Francesco Petrarca – Petrarch
Francesco Petrarca (or Petrarch) was a Renaissance humanist, historian, and poet. He is widely recognized as the “father of humanism.” He played a major role in launching the Renaissance in literature.
Francesco Petrarca was born on July 20, 1304 in Arezzo. His father, Pietro di Parenzo, was a notary who had migrated to Florence from his hometown of Incisa. In 1305, Petrarch and his mother, Eletta Canigiani, moved to Incisa, where his brother Gherardo was born in 1307. The family spent six years in Incisa and moved to Pisa in 1311. The following year they moved to Carpentras in southern France. In 1316, his father decided that Petrarch should become a lawyer and sent him to the University of Montpellier.
In 1320, Francesco and his brother went to Bologna to continue his legal studies. When his father died in April 1326, he returned to Avignon.
On April 6, 1327 in the Church of Saint Clare in Avignon, Petrarch saw and fell in love with a woman who inspired his poetic imagination for the rest of his life.
In 1330, Petrarch became a member of the cardinal’s staff and was able to travel and meet many people. He became friends with Dante Alighieri, author of the Divine Comedy, and Giovanni Boccaccio, author of the Decameron.
In 1336 Petrarch first journeyed to Rome. In 1337 he returned to Avignon. During this period Petrarch began several of his works. His epic poem, Africa, narrates the victory of Scipio Africanus over Hannibal. De viris illustribus is a study of famous men. Secretum consists of three imaginary dialogues between Petrarch and Saint Augustine.

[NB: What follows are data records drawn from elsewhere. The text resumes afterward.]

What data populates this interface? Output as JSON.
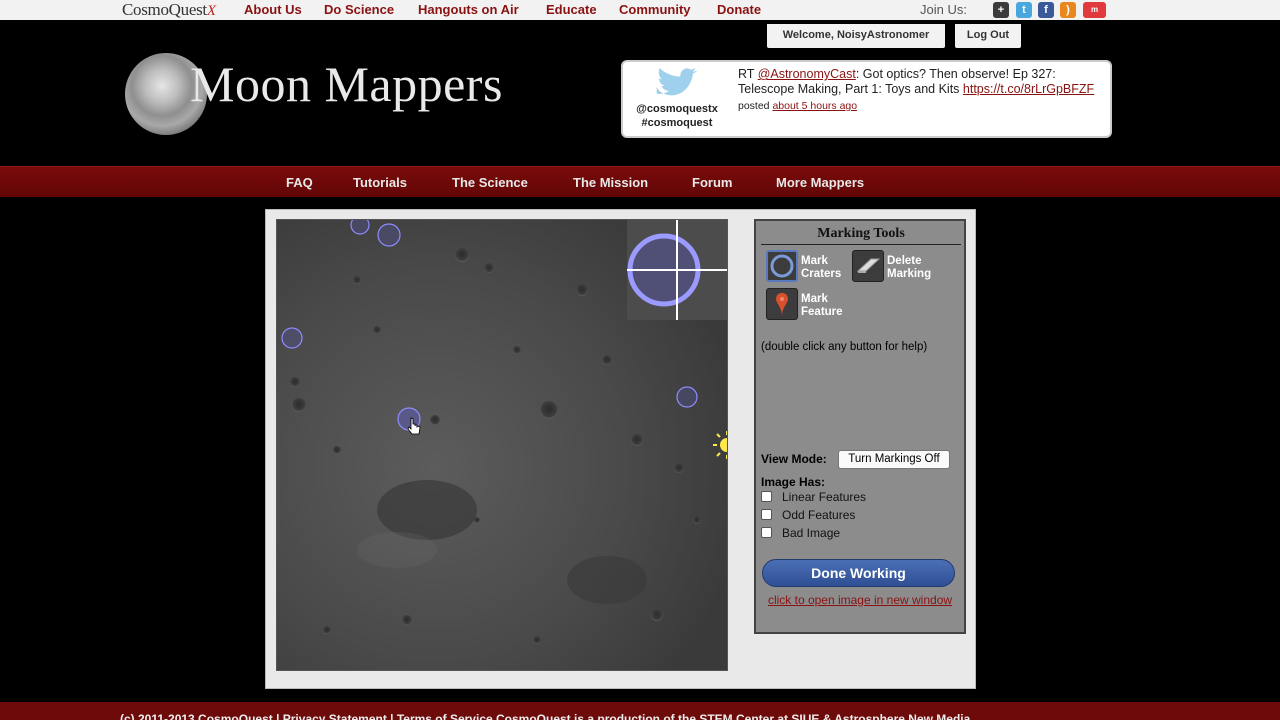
{
  "topbar": {
    "logo": "CosmoQuest",
    "logo_mark": "X",
    "nav": [
      "About Us",
      "Do Science",
      "Hangouts on Air",
      "Educate",
      "Community",
      "Donate"
    ],
    "join_label": "Join Us:",
    "social_icons": [
      "google-plus-icon",
      "twitter-icon",
      "facebook-icon",
      "rss-icon",
      "meetup-icon"
    ]
  },
  "account": {
    "welcome": "Welcome, NoisyAstronomer",
    "logout": "Log Out"
  },
  "header": {
    "title": "Moon Mappers"
  },
  "tweet": {
    "handle_1": "@cosmoquestx",
    "handle_2": "#cosmoquest",
    "prefix": "RT ",
    "mention": "@AstronomyCast",
    "body": ": Got optics? Then observe! Ep 327: Telescope Making, Part 1: Toys and Kits ",
    "link": "https://t.co/8rLrGpBFZF",
    "posted": " posted ",
    "time": "about 5 hours ago"
  },
  "mainnav": [
    "FAQ",
    "Tutorials",
    "The Science",
    "The Mission",
    "Forum",
    "More Mappers"
  ],
  "tools": {
    "title": "Marking Tools",
    "mark_craters": "Mark Craters",
    "delete_marking": "Delete Marking",
    "mark_feature": "Mark Feature",
    "help": "(double click any button for help)",
    "view_mode_label": "View Mode:",
    "toggle_button": "Turn Markings Off",
    "image_has_label": "Image Has:",
    "checkboxes": [
      {
        "label": "Linear Features",
        "checked": false
      },
      {
        "label": "Odd Features",
        "checked": false
      },
      {
        "label": "Bad Image",
        "checked": false
      }
    ],
    "done_button": "Done Working",
    "open_link": "click to open image in new window"
  },
  "colors": {
    "nav_red": "#8a1212",
    "band_red": "#6d0a0a",
    "crater_marker": "#8c8cff",
    "done_blue": "#3a5ba3"
  },
  "footer": {
    "text": "(c) 2011-2013 CosmoQuest | Privacy Statement | Terms of Service      CosmoQuest is a production of the STEM Center at SIUE & Astrosphere New Media"
  }
}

Petrarch achieved great fame with his Canzioniere, a book of songs. It is a collection of his love poems to his beloved Laura.

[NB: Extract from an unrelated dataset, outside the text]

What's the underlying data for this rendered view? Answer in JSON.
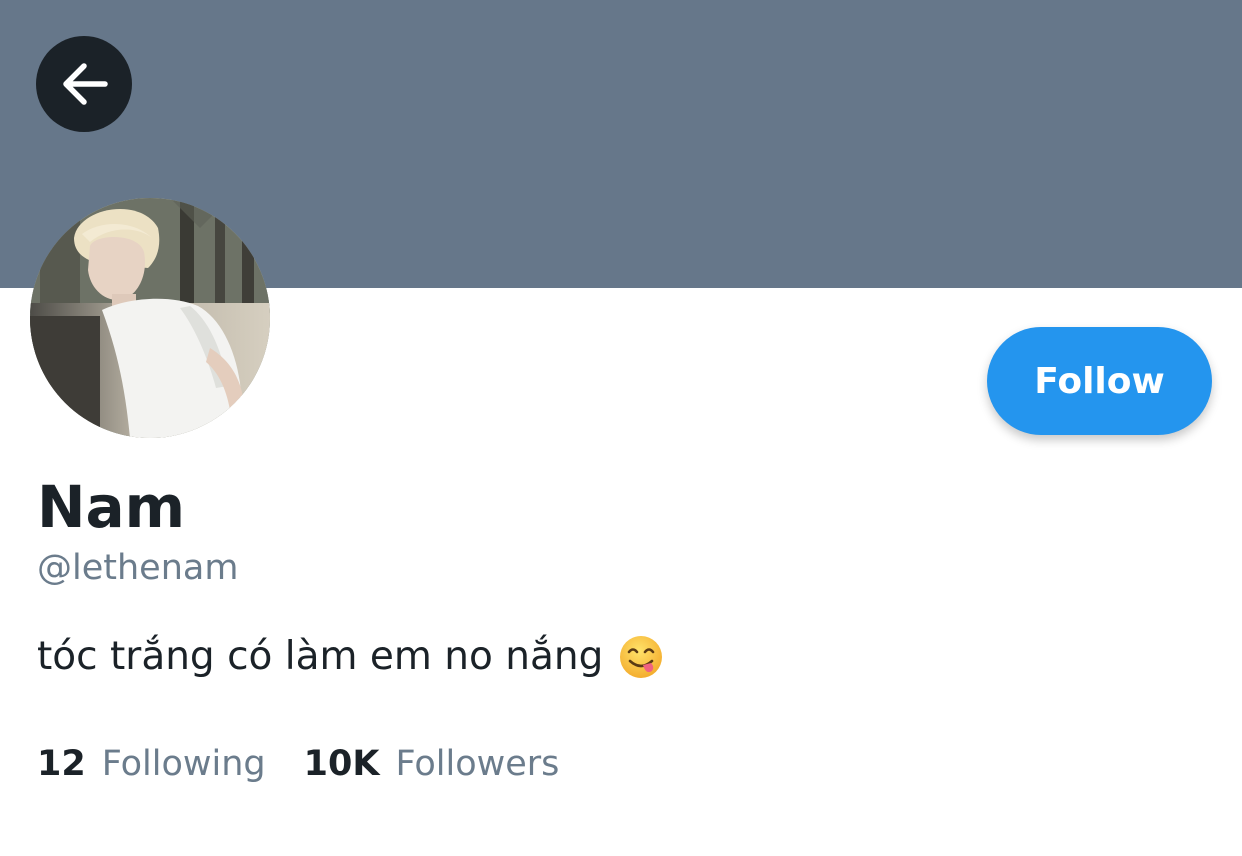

In 1341 he was crowned poet laureate in Rome for his achievements in Latin literature.
He wrote autobiographical information in a Letter to Posterity (the Latin title is Ad posteros or Posteritati), to future generations who might be curious to learn more about him and his life. Petrarch fashioned his own identity, created his own historical persona, and delineated his role in the events of his time. In the Letter to Posterity, Petrarch spoke about his family and friends, his personal habits, his travels, the cities where he lived.

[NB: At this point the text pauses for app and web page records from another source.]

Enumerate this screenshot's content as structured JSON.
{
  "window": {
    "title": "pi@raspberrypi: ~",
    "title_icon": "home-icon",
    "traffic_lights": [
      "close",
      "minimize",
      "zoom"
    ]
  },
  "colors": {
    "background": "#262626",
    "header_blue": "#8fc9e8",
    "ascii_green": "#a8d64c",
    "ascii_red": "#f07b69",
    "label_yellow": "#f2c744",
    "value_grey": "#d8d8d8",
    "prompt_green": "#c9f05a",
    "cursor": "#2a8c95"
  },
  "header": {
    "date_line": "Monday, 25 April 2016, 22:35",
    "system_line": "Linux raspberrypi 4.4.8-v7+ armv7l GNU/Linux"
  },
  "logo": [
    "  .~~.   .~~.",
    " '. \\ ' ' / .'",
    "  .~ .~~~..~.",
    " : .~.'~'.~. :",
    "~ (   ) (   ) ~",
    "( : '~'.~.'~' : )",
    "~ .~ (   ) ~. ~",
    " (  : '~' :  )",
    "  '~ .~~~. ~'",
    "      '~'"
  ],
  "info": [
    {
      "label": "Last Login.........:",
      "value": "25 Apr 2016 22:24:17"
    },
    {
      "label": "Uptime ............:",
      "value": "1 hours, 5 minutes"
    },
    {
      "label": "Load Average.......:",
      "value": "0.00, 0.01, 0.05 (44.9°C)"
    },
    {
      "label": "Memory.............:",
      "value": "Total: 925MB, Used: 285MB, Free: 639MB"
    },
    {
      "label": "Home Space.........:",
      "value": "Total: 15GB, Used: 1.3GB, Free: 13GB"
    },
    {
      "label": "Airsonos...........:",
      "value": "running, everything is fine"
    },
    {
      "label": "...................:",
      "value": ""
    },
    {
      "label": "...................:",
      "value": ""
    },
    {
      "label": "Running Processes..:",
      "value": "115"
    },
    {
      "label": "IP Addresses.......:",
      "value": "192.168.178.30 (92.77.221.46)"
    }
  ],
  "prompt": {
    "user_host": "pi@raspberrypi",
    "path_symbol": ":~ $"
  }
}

Francesco Petrarca died on July 19, 1374
Laure de Noves and Francesco Petrarca
The great poet of the European Middle Ages, one of those who stood at the start and laid the foundations of the Renaissance, incomparable Francesco Petrarca had his great muse – Laure de Noves (1301-1348). The woman won the heart of a poet and inspired him to create inimitable sonnets.
He met her on Good Friday on April 6, 1327. He was a young, 23-year-old recognized poet and she was a 26-year-old married woman. Laura gave birth to eleven children. Blond, with huge and kind eyes, she seemed the epitome of femininity and spiritual purity.
The beautiful woman was the muse of the poet in a dream of eternity. The more she grew old, the more he admired her femininity and charm.
Ideal mental traits of the character in poetry of Petrarch became the basis of hard debate between literary scholars who study the life of the poet. Some argue that Laura is just a perfect image from the imagination of the great hermit, and Laura de Noves was a clever camouflage of the fiction. Others do not doubt that Laura was real and Petrarch was really passionately in love with her. Perhaps Laura de Noves was the wife of a local knight Hugues de Sade, an ancestor of the famous French novelist, Marquis de Sade.
They met in the streets of Avignon, in churches. She was with her husband and he looked at her and was happy. They didn’t even say ‘Hello’ to each other. But every time he saw her the poet returned home and wrote sonnets dedicated to her. Did Laura know about his feelings? Could she know that she was linked to one of the greatest poets of the world forever? Her name became symbol of the undivided love of a man to a woman.
He had a great platonic love to Laura. But that did not stop him from having love affairs with other women. In 1337 his son Giovanni was born and six years later, in 1343, his beloved daughter Francesca was born. She lived with her father and took care of him until the end of his days.
Laura died on April 6, 1348 during a raging plague in Europe. On the same day, twenty-one years before the poet met his muse. Francesco Petrarca was depressed.
After Laura’s death Petrarch wrote Verses on the death of Madonna Laura, Triumph of Death, and Triumph of Fame. He continued to love her devoting her beautiful sonnets.